=== Entries supplied ===

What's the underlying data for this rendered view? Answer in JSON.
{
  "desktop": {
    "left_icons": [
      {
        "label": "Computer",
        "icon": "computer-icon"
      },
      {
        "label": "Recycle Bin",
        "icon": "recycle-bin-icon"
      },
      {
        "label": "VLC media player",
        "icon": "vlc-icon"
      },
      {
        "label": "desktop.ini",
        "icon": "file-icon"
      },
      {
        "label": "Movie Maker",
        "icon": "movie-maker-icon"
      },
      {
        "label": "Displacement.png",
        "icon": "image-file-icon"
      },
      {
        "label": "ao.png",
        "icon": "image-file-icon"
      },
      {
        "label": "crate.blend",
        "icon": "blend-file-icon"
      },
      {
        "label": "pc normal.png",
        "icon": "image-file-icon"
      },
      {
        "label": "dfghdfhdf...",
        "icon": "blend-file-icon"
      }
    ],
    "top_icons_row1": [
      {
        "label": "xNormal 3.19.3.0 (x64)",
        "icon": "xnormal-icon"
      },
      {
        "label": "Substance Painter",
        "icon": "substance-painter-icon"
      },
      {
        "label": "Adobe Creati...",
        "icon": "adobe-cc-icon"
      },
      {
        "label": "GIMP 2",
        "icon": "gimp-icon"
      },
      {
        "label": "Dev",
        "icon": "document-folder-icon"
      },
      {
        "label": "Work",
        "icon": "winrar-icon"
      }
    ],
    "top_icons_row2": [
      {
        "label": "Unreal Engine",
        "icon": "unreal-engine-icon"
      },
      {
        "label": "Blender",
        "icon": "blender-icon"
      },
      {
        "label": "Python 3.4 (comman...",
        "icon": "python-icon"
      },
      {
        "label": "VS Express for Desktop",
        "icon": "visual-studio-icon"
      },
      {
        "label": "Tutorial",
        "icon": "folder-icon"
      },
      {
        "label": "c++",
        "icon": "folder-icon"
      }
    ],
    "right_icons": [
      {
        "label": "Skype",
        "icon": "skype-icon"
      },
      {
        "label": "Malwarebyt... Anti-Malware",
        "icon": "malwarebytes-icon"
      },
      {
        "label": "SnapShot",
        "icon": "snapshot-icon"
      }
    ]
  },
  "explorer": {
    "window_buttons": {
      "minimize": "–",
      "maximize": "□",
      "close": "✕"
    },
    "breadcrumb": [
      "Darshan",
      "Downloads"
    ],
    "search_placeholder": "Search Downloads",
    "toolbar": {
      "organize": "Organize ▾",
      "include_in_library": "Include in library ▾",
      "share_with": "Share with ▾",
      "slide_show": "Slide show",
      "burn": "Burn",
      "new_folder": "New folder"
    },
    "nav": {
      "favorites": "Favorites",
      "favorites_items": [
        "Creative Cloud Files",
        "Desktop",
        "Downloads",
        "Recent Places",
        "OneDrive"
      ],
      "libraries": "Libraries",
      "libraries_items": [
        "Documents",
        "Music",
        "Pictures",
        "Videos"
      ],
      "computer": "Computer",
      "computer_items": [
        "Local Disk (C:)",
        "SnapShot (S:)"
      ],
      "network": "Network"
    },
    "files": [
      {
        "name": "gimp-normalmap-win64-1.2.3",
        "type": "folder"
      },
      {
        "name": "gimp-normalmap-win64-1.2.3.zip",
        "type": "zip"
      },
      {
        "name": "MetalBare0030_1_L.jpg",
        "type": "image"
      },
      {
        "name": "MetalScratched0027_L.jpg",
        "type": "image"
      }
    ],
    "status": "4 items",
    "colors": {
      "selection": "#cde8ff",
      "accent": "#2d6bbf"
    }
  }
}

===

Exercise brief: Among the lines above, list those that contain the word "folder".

Solution:
        "icon": "document-folder-icon"
        "icon": "folder-icon"
        "icon": "folder-icon"
      "new_folder": "New folder"
        "type": "folder"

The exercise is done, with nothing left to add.